Never trifle with chocolate. It’s a powerful substance. One drop, one chip, one shaving, one spoonful…one taste…and you are changed. Moods are lifted, taste buds are pleased. At least that’s the case with me.
On second thought, maybe chocolate should be trifled with. In a trifle.
When I made my Chocolate Raspberry Brownies last weekend for my Project Food Blog Road Trip entry, I realized I couldn’t just leave it at that. The brownies were almost begging for more. They seemed to be telling me that they wanted to be dunked in a creamy vanilla custard and a luscious raspberry sauce laced with raspberry liqueur. Who am I to deny the brownies their secret wish?
I conjured up my inner Nigella Lawson and immersed the chunks of brownie into their bath of custard, raspberry and cream. As I was doing so, I found myself getting rather irritated. Why do the British call this nearly sinful dessert a trifle? There is nothing trifle about it, if anything it is the polar opposite. What may seem simple and unpretentious to some is actually quite decadent and indulgent, and certainly deserves a more distinguished name than “trifle.”
Or could it be their way of disguising this decidedly British dessert to keep it all to themselves? Ah, it’s a trifle, just nothing, really. Nothing to see here. Move along now.
I’m on to you.
Chocolate Raspberry Brownie Trifle
For the Brownies:
- ¾ cup all-purpose flour
- 1 cup sugar
- 1 teaspoon baking powder
- ¾ teaspoon salt
- ⅓ cup raspberry jam
- ⅓ cup water
- 1 stick (1/2 cup) butter
- 4 oz of unsweetened dark chocolate, such as Scharffen Berger 99% Cacao Unsweetened Dark Chocolate
- 1 large egg, lightly beaten
- 1 large egg white
Preheat oven to 350°. Line a 9-inch square baking pan with parchment paper; coat with cooking spray.

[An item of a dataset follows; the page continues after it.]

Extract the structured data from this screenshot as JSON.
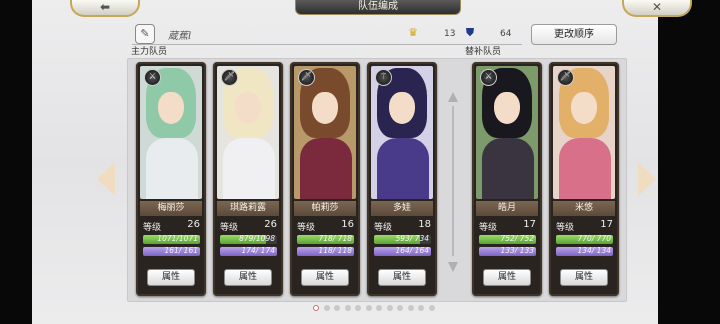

Combine flour, sugar, baking powder, and salt in a large bowl; stir with a whisk. In the bowl of a double boiler, combine raspberry jam, ⅓ cup water, and butter until melted. Add chocolate to jam mixture, stir until the chocolate is melted. Add chocolate-jam mixture to flour mixture; stir well. Add egg and egg white; stir until smooth. Scrape batter into prepared pan. Bake at 350° for 25 minutes or until a wooden pick inserted in center comes out with a few moist crumbs. Cool in pan on wire rack.
For the Custard

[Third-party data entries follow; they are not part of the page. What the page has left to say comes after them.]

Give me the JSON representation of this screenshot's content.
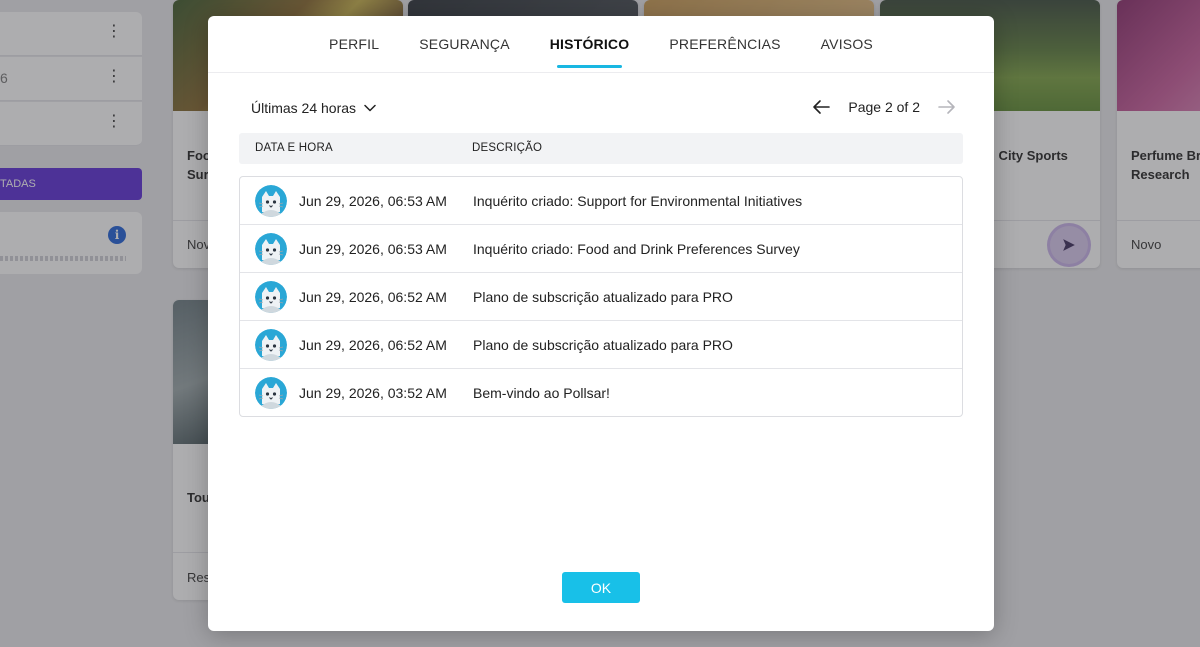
{
  "background": {
    "sidebar": {
      "row_number": "6",
      "button_label": "TADAS"
    },
    "cards": [
      {
        "title": "Foo\nSur",
        "footer": "Nov"
      },
      {
        "title": "d City Sports",
        "footer": ""
      },
      {
        "title": "Perfume Br\nResearch",
        "footer": "Novo"
      },
      {
        "title": "Tou",
        "footer": "Res"
      }
    ]
  },
  "modal": {
    "tabs": [
      {
        "label": "PERFIL"
      },
      {
        "label": "SEGURANÇA"
      },
      {
        "label": "HISTÓRICO"
      },
      {
        "label": "PREFERÊNCIAS"
      },
      {
        "label": "AVISOS"
      }
    ],
    "active_tab": "HISTÓRICO",
    "filter": {
      "label": "Últimas 24 horas",
      "icon": "chevron-down-icon"
    },
    "pagination": {
      "text": "Page 2 of 2"
    },
    "table": {
      "columns": [
        "DATA E HORA",
        "DESCRIÇÃO"
      ],
      "rows": [
        {
          "datetime": "Jun 29, 2026, 06:53 AM",
          "description": "Inquérito criado: Support for Environmental Initiatives"
        },
        {
          "datetime": "Jun 29, 2026, 06:53 AM",
          "description": "Inquérito criado: Food and Drink Preferences Survey"
        },
        {
          "datetime": "Jun 29, 2026, 06:52 AM",
          "description": "Plano de subscrição atualizado para PRO"
        },
        {
          "datetime": "Jun 29, 2026, 06:52 AM",
          "description": "Plano de subscrição atualizado para PRO"
        },
        {
          "datetime": "Jun 29, 2026, 03:52 AM",
          "description": "Bem-vindo ao Pollsar!"
        }
      ]
    },
    "ok_label": "OK"
  },
  "colors": {
    "accent": "#18c0e8",
    "tab_underline": "#18b7e2",
    "sidebar_button": "#5b2bd6",
    "info_icon": "#1e5fd8"
  }
}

Adapted from Joy of Cooking, by Irma S. Rombauer & Marion Rombauer Becker
- 1/3 cup sugar
- 1 tablespoon cornstarch
- pinch of salt

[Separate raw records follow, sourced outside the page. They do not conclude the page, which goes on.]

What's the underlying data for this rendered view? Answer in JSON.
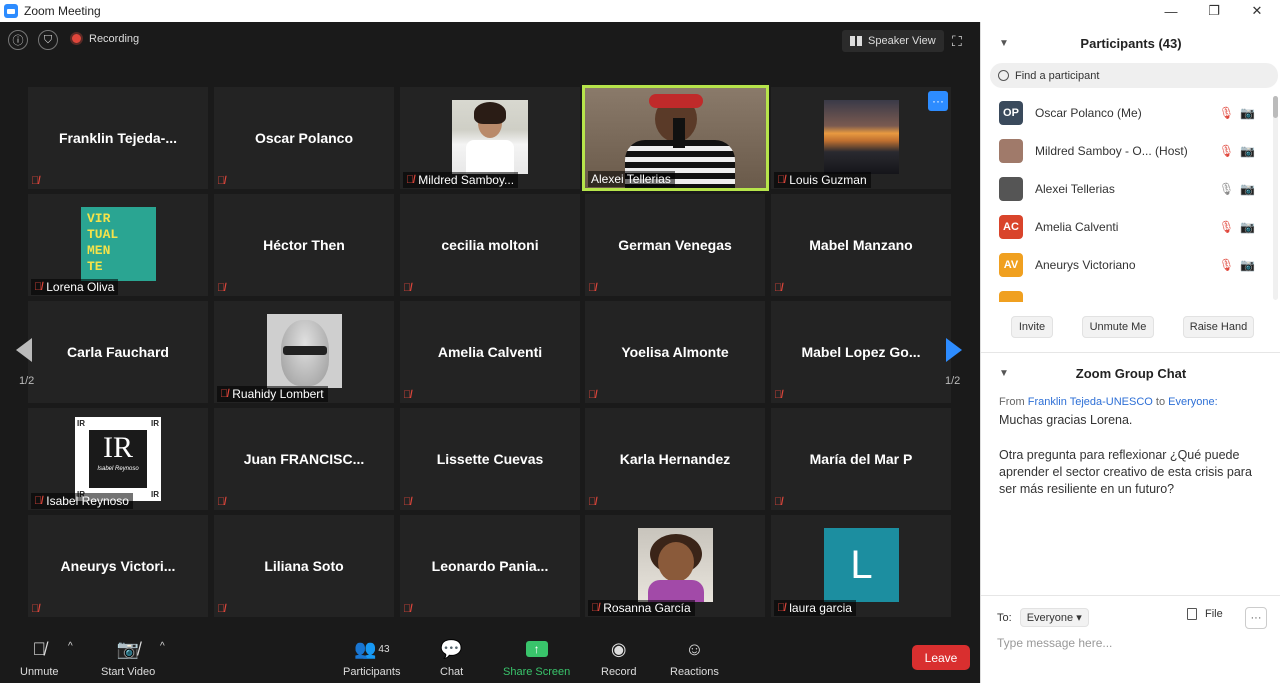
{
  "window": {
    "title": "Zoom Meeting",
    "controls": {
      "minimize": "—",
      "restore": "❐",
      "close": "✕"
    }
  },
  "topbar": {
    "info_icon": "ⓘ",
    "shield_icon": "⛉",
    "recording_label": "Recording",
    "speaker_view_label": "Speaker View",
    "fullscreen_icon": "⛶"
  },
  "gallery": {
    "page_left": "1/2",
    "page_right": "1/2",
    "more_icon": "···",
    "tiles": [
      {
        "name": "Franklin  Tejeda-...",
        "style": "big"
      },
      {
        "name": "Oscar Polanco",
        "style": "big"
      },
      {
        "name": "Mildred Samboy...",
        "style": "label"
      },
      {
        "name": "Alexei Tellerias",
        "style": "label",
        "active": true
      },
      {
        "name": "Louis Guzman",
        "style": "label"
      },
      {
        "name": "Lorena Oliva",
        "style": "label"
      },
      {
        "name": "Héctor Then",
        "style": "big"
      },
      {
        "name": "cecilia moltoni",
        "style": "big"
      },
      {
        "name": "German Venegas",
        "style": "big"
      },
      {
        "name": "Mabel Manzano",
        "style": "big"
      },
      {
        "name": "Carla Fauchard",
        "style": "big"
      },
      {
        "name": "Ruahidy Lombert",
        "style": "label"
      },
      {
        "name": "Amelia Calventi",
        "style": "big"
      },
      {
        "name": "Yoelisa Almonte",
        "style": "big"
      },
      {
        "name": "Mabel  Lopez  Go...",
        "style": "big"
      },
      {
        "name": "Isabel Reynoso",
        "style": "label"
      },
      {
        "name": "Juan  FRANCISC...",
        "style": "big"
      },
      {
        "name": "Lissette Cuevas",
        "style": "big"
      },
      {
        "name": "Karla Hernandez",
        "style": "big"
      },
      {
        "name": "María del Mar P",
        "style": "big"
      },
      {
        "name": "Aneurys  Victori...",
        "style": "big"
      },
      {
        "name": "Liliana Soto",
        "style": "big"
      },
      {
        "name": "Leonardo  Pania...",
        "style": "big"
      },
      {
        "name": "Rosanna García",
        "style": "label"
      },
      {
        "name": "laura garcia",
        "style": "label"
      }
    ],
    "virtual_tile_text": [
      "VIR",
      "TUAL",
      "MEN",
      "TE"
    ],
    "ir_logo_text": "IR",
    "ir_logo_sub": "Isabel Reynoso",
    "ir_border_text": "IR",
    "laura_initial": "L"
  },
  "toolbar": {
    "unmute": "Unmute",
    "start_video": "Start Video",
    "participants": "Participants",
    "participants_count": "43",
    "chat": "Chat",
    "share_screen": "Share Screen",
    "record": "Record",
    "reactions": "Reactions",
    "leave": "Leave",
    "caret": "^"
  },
  "participants_panel": {
    "title": "Participants (43)",
    "search_placeholder": "Find a participant",
    "rows": [
      {
        "initials": "OP",
        "color": "#3a4a5c",
        "name": "Oscar Polanco (Me)"
      },
      {
        "initials": "",
        "color": "#a07a6a",
        "name": "Mildred Samboy - O...  (Host)"
      },
      {
        "initials": "",
        "color": "#555555",
        "name": "Alexei Tellerias"
      },
      {
        "initials": "AC",
        "color": "#d9442b",
        "name": "Amelia Calventi"
      },
      {
        "initials": "AV",
        "color": "#f0a020",
        "name": "Aneurys Victoriano"
      }
    ],
    "invite": "Invite",
    "unmute_me": "Unmute Me",
    "raise_hand": "Raise Hand",
    "status_muted_icons": "🎙📷"
  },
  "chat_panel": {
    "title": "Zoom Group Chat",
    "from_prefix": "From",
    "from_name": "Franklin Tejeda-UNESCO",
    "to_word": "to",
    "to_name": "Everyone:",
    "message_1": "Muchas gracias Lorena.",
    "message_2": "Otra pregunta para reflexionar ¿Qué puede aprender el sector creativo de esta crisis para ser más resiliente en un futuro?",
    "to_label": "To:",
    "to_select": "Everyone",
    "file_label": "File",
    "more": "···",
    "input_placeholder": "Type message here..."
  },
  "colors": {
    "accent": "#2d8cff",
    "mute_red": "#e0463b",
    "active_border": "#b6e44b",
    "share_green": "#39c46b",
    "leave_red": "#d92f2f"
  }
}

- 1/2 cup heavy cream
- 1/2 cup milk (skim is fine)
- 2 egg yolks, beaten
- 1 tablespoon butter
- 3/4 teaspoon vanilla
- 1/2 cup whipped cream (recipe below)
In the bowl of a double boiler, mix sugar, cornstarch and salt. Combine heavy cream and milk and gradually whisk it into the sugar. Cover and cook over the boiling water for 8 minutes without stirring. Uncover and allow to cook for an additional 10 minutes.
Add egg yolks, butter, and vanilla, stirring occasionally for about two minutes.
Strain custard into a bowl set over an ice bath and allow to cool. Fold in whipped cream.
Cover tightly and chill until ready for use.
For the Raspberry Sauce
- 16-oz frozen raspberries, defrosted
- 1/3 cup sugar (to taste)
- splash of good quality raspberry liqueur
Combine ingredients in a blender. Blend until smooth. Cover tightly and chill until ready for use.
For the Whipped Cream
- 1 cup heavy cream
- ¼ cup sugar
- Splash of vanilla
In a cold mixer bowl (I like to put my mixer bowl and whisk in the freezer beforehand), whisk ingredients until soft peaks form. Cover tightly and chill until ready for use.
In a trifle bowl (one medium or in individual servings), layer slices of brownie on the bottom. Spread a layer of raspberry sauce, followed by a layer of custard. Repeat. Cover tightly with plastic wrap and chill until ready to serve or overnight. Garnish with whipped cream before serving.